== The task ==
Return all of the records exactly.

== Data in this exercise ==

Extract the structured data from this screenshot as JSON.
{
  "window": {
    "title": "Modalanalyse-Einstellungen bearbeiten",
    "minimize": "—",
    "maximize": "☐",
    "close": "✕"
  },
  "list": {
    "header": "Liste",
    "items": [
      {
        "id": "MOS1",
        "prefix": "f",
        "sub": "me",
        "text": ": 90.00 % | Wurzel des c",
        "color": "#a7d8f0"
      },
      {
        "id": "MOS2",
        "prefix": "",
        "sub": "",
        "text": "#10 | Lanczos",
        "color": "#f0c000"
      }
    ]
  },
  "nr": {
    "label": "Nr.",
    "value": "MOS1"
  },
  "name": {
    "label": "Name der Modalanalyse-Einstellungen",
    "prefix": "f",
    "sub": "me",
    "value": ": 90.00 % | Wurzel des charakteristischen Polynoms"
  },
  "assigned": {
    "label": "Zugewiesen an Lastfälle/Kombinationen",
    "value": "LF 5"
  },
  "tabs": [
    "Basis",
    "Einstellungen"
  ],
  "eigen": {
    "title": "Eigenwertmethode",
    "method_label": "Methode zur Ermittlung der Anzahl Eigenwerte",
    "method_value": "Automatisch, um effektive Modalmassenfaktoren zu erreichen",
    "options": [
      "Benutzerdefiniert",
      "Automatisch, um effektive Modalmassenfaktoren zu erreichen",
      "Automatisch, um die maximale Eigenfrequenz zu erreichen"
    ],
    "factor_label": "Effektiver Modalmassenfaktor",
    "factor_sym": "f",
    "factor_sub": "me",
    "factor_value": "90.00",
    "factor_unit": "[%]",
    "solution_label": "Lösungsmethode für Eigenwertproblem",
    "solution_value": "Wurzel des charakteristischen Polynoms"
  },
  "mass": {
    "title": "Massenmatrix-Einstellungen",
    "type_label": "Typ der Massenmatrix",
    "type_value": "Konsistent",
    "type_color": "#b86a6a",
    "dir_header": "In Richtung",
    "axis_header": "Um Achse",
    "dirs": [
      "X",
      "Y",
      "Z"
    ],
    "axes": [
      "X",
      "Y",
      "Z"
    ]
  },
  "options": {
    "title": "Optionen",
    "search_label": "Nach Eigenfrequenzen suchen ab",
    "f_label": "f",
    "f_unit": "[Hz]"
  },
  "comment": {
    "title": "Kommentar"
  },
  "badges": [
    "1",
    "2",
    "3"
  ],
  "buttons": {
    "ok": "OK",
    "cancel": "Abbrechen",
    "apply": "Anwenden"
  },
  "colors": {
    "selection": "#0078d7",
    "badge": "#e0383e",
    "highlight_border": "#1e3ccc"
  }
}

== Final answer ==
Extract the structured data from this screenshot as JSON.
{
  "window": {
    "title": "Modalanalyse-Einstellungen bearbeiten",
    "minimize": "—",
    "maximize": "☐",
    "close": "✕"
  },
  "list": {
    "header": "Liste",
    "items": [
      {
        "id": "MOS1",
        "prefix": "f",
        "sub": "me",
        "text": ": 90.00 % | Wurzel des c",
        "color": "#a7d8f0"
      },
      {
        "id": "MOS2",
        "prefix": "",
        "sub": "",
        "text": "#10 | Lanczos",
        "color": "#f0c000"
      }
    ]
  },
  "nr": {
    "label": "Nr.",
    "value": "MOS1"
  },
  "name": {
    "label": "Name der Modalanalyse-Einstellungen",
    "prefix": "f",
    "sub": "me",
    "value": ": 90.00 % | Wurzel des charakteristischen Polynoms"
  },
  "assigned": {
    "label": "Zugewiesen an Lastfälle/Kombinationen",
    "value": "LF 5"
  },
  "tabs": [
    "Basis",
    "Einstellungen"
  ],
  "eigen": {
    "title": "Eigenwertmethode",
    "method_label": "Methode zur Ermittlung der Anzahl Eigenwerte",
    "method_value": "Automatisch, um effektive Modalmassenfaktoren zu erreichen",
    "options": [
      "Benutzerdefiniert",
      "Automatisch, um effektive Modalmassenfaktoren zu erreichen",
      "Automatisch, um die maximale Eigenfrequenz zu erreichen"
    ],
    "factor_label": "Effektiver Modalmassenfaktor",
    "factor_sym": "f",
    "factor_sub": "me",
    "factor_value": "90.00",
    "factor_unit": "[%]",
    "solution_label": "Lösungsmethode für Eigenwertproblem",
    "solution_value": "Wurzel des charakteristischen Polynoms"
  },
  "mass": {
    "title": "Massenmatrix-Einstellungen",
    "type_label": "Typ der Massenmatrix",
    "type_value": "Konsistent",
    "type_color": "#b86a6a",
    "dir_header": "In Richtung",
    "axis_header": "Um Achse",
    "dirs": [
      "X",
      "Y",
      "Z"
    ],
    "axes": [
      "X",
      "Y",
      "Z"
    ]
  },
  "options": {
    "title": "Optionen",
    "search_label": "Nach Eigenfrequenzen suchen ab",
    "f_label": "f",
    "f_unit": "[Hz]"
  },
  "comment": {
    "title": "Kommentar"
  },
  "badges": [
    "1",
    "2",
    "3"
  ],
  "buttons": {
    "ok": "OK",
    "cancel": "Abbrechen",
    "apply": "Anwenden"
  },
  "colors": {
    "selection": "#0078d7",
    "badge": "#e0383e",
    "highlight_border": "#1e3ccc"
  }
}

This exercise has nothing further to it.